Google Home has been on the market for several months now, and the debate between Amazon Echo owners and Google Home aficionados remains fierce. Naturally, Google’s smart speaker features fewer applications than Amazon’s Alexa-enabled devices, namely because it’s only been on the market for a short time.
Nonetheless, many Google Home owners still believe that, in the long run, Google Home will prove to be a more robust platform than Alexa. Interest rose considerably in the device when Google launched Actions, a platform that allows third-party developers to create reply-based actions via Google Assistant, which is the engine that drives the smart speaker. It’s a welcome change for a company that has long rejected Apple’s “walled garden” approach to app development.
When it comes to using the device, there are still a lot of things it can’t do, sadly. But it’s learning. Here are just a few of Google Home’s most useful skills.
Recently, Google Home got a major upgrade with the ability to distinguish between multiple voices. Why is that a game-changer? Before, you could only link a single account, meaning the user’s partner, kids, or roommate couldn’t ask the device for their calendar info or traffic conditions for their commute. Though it’s still lagging behind Alexa when it comes to being able to use more than just Google’s default calendar, the voice-recognition aspect is definitely a step-up compared to Amazon’s devices.
To set up multiple accounts, open the Google Home app, and tap the card that says “Multi-user is available.” Click “Link your account,” then teach the Google Assistant to recognize your voice by saying short phrases like, “OK Google,” and “Hey, Google. You can add up to six different accounts, and the Google Home will analyze your speech patterns to tell who’s who. Your music, commute information, daily brief, and more will all be recited to you — and hopefully not your nosy friend. To learn more about how this works, read our post here.
Automate your life with Tasker, Todoist, IFTTT, Wonder, and AutoVoice

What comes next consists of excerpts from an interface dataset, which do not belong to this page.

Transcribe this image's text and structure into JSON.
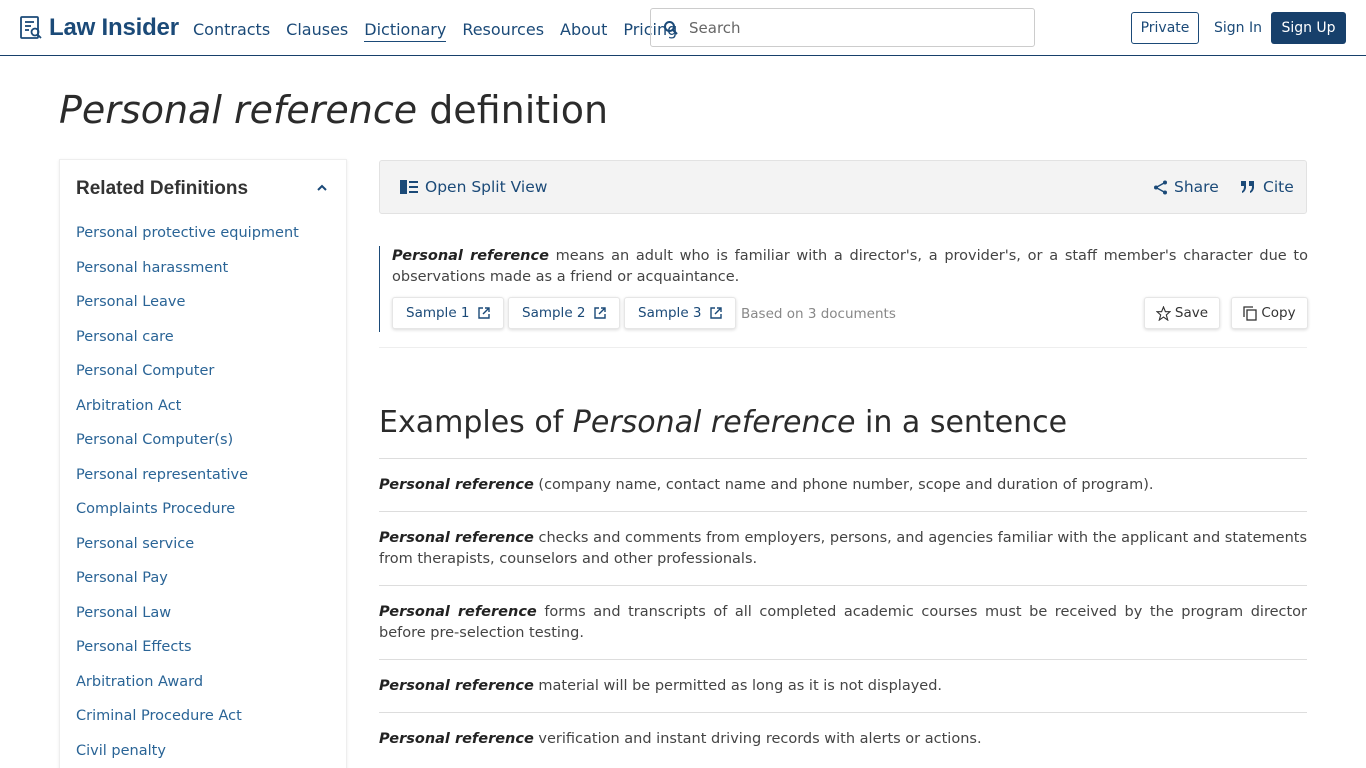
{
  "brand": {
    "name": "Law Insider"
  },
  "nav": {
    "items": [
      "Contracts",
      "Clauses",
      "Dictionary",
      "Resources",
      "About",
      "Pricing"
    ],
    "active": "Dictionary"
  },
  "search": {
    "placeholder": "Search"
  },
  "auth": {
    "private_label": "Private",
    "signin_label": "Sign In",
    "signup_label": "Sign Up"
  },
  "page": {
    "title_term": "Personal reference",
    "title_suffix": "definition"
  },
  "sidebar": {
    "title": "Related Definitions",
    "items": [
      "Personal protective equipment",
      "Personal harassment",
      "Personal Leave",
      "Personal care",
      "Personal Computer",
      "Arbitration Act",
      "Personal Computer(s)",
      "Personal representative",
      "Complaints Procedure",
      "Personal service",
      "Personal Pay",
      "Personal Law",
      "Personal Effects",
      "Arbitration Award",
      "Criminal Procedure Act",
      "Civil penalty"
    ]
  },
  "toolbar": {
    "split_label": "Open Split View",
    "share_label": "Share",
    "cite_label": "Cite"
  },
  "definition": {
    "term": "Personal reference",
    "text": " means an adult who is familiar with a director's, a provider's, or a staff member's character due to observations made as a friend or acquaintance.",
    "samples": [
      "Sample 1",
      "Sample 2",
      "Sample 3"
    ],
    "based_on": "Based on 3 documents",
    "save_label": "Save",
    "copy_label": "Copy"
  },
  "examples": {
    "title_prefix": "Examples of ",
    "title_term": "Personal reference",
    "title_suffix": " in a sentence",
    "items": [
      {
        "term": "Personal reference",
        "text": " (company name, contact name and phone number, scope and duration of program)."
      },
      {
        "term": "Personal reference",
        "text": " checks and comments from employers, persons, and agencies familiar with the applicant and statements from therapists, counselors and other professionals."
      },
      {
        "term": "Personal reference",
        "text": " forms and transcripts of all completed academic courses must be received by the program director before pre-selection testing."
      },
      {
        "term": "Personal reference",
        "text": " material will be permitted as long as it is not displayed."
      },
      {
        "term": "Personal reference",
        "text": " verification and instant driving records with alerts or actions."
      }
    ]
  }
}
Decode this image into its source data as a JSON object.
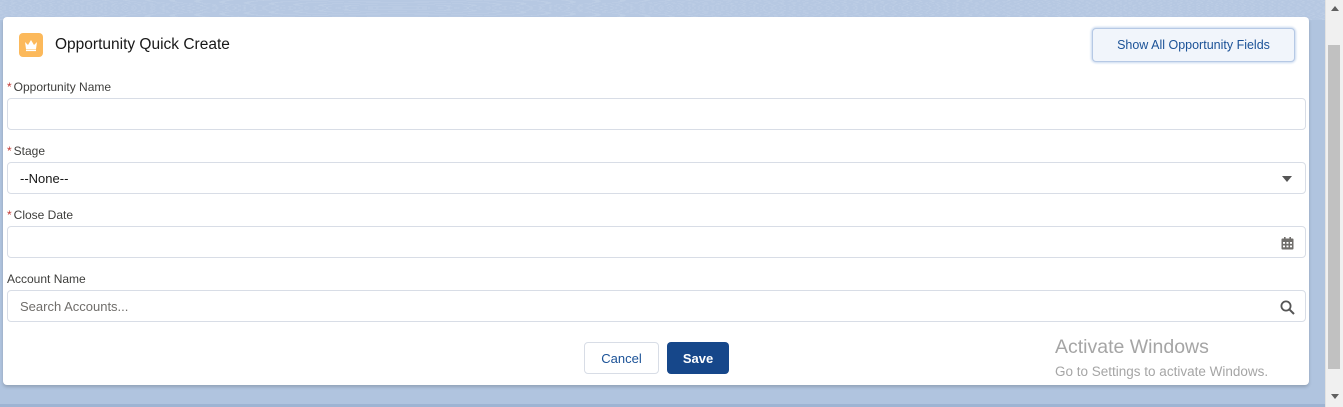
{
  "header": {
    "icon": "crown-icon",
    "icon_color": "#fcb95b",
    "title": "Opportunity Quick Create",
    "show_all_label": "Show All Opportunity Fields"
  },
  "fields": {
    "opportunity_name": {
      "required_marker": "*",
      "label": "Opportunity Name",
      "value": ""
    },
    "stage": {
      "required_marker": "*",
      "label": "Stage",
      "value": "--None--",
      "icon": "chevron-down-icon"
    },
    "close_date": {
      "required_marker": "*",
      "label": "Close Date",
      "value": "",
      "icon": "calendar-icon"
    },
    "account_name": {
      "label": "Account Name",
      "placeholder": "Search Accounts...",
      "icon": "search-icon"
    }
  },
  "footer": {
    "cancel_label": "Cancel",
    "save_label": "Save",
    "save_color": "#16478a"
  },
  "watermark": {
    "title": "Activate Windows",
    "subtitle": "Go to Settings to activate Windows."
  },
  "scrollbar": {
    "up_icon": "scroll-up-icon",
    "down_icon": "scroll-down-icon"
  }
}
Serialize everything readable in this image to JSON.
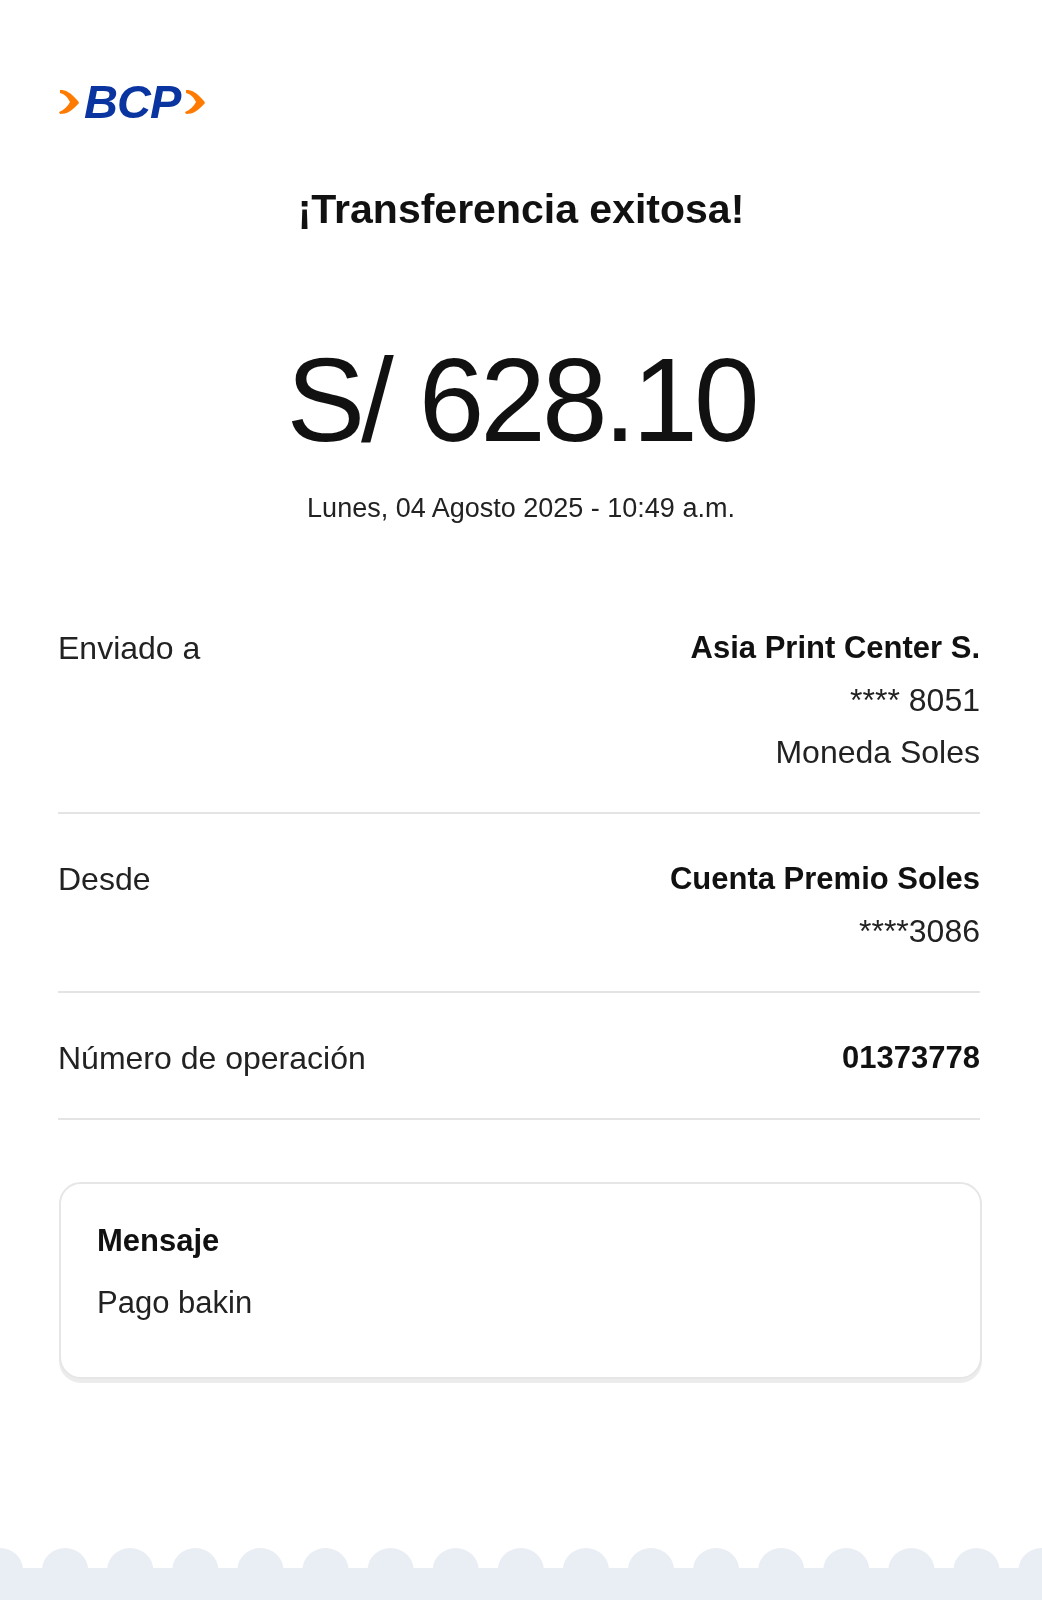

If you took a brain scan of any Google-minded developer in December, you’d see their synapses firing up to connect the dots. One of the most useful facets of Google Home is its ability to pair with other tools, applets, and apps, which allows you to create custom commands for a variety of tasks. It’s also easy to find tutorials that demonstrate how to use the free applet creation software, IFTTT (If This, Then That), to create custom commands that can then be integrated into Google Assistant’s Tasker productivity app (Android, $3) or AutoVoice, a useful Tasker plugin. Just glancing at the Google applets will reveal a medley of skills, some of which will allow you to track your work hours in Google Calendar or back up your texts to a Google spreadsheet.
AutoVoice lets you create voice commands that trigger different responses from Google Home. Setup and getting started takes a bit of work and practice, but the results are worth it. You will need an Android device, though.
IFTTT and Tasker offer great workarounds for things Google Home can’t do on its own yet, but the speaker does have some native capabilities. Unlike with Alexa, Google Home has its abilities activated by default, so you don’t have to set them up. For some, like Todoist, you’ll still need to link your account. Ask Google to talk to Wonder, and you’ll be greeted by a different voice. You can then tell it to remember your gate code or sister’s birthday. Whenever you talk to Wonder again, you can ask to have the information recited back to you.
Stream music and video via Google Home
In the age of iTunes, Spotify, and Shazam, playing music might seem like a basic application for Google Home, but it really is a fundamental application for the platform. Thankfully, Google put some thought into its music partnerships, so this function was one of the most stable and robust applications on the platform at launch. The product works seamlessly with Google Play Music, Pandora, Spotify, and iHeart Radio, among other streaming platforms. You can link up several Homes and Chromecast devices to create multi-room audio, as well.
The Home’s controls are also fairly intuitive; just tap the top of the device to pause a broadcast, and tap again to resume play. Naturally, these features also apply to video services such as Netflix and YouTube. You can use Chromecast to have Google Home put up a Netflix series or YouTube video on your TV.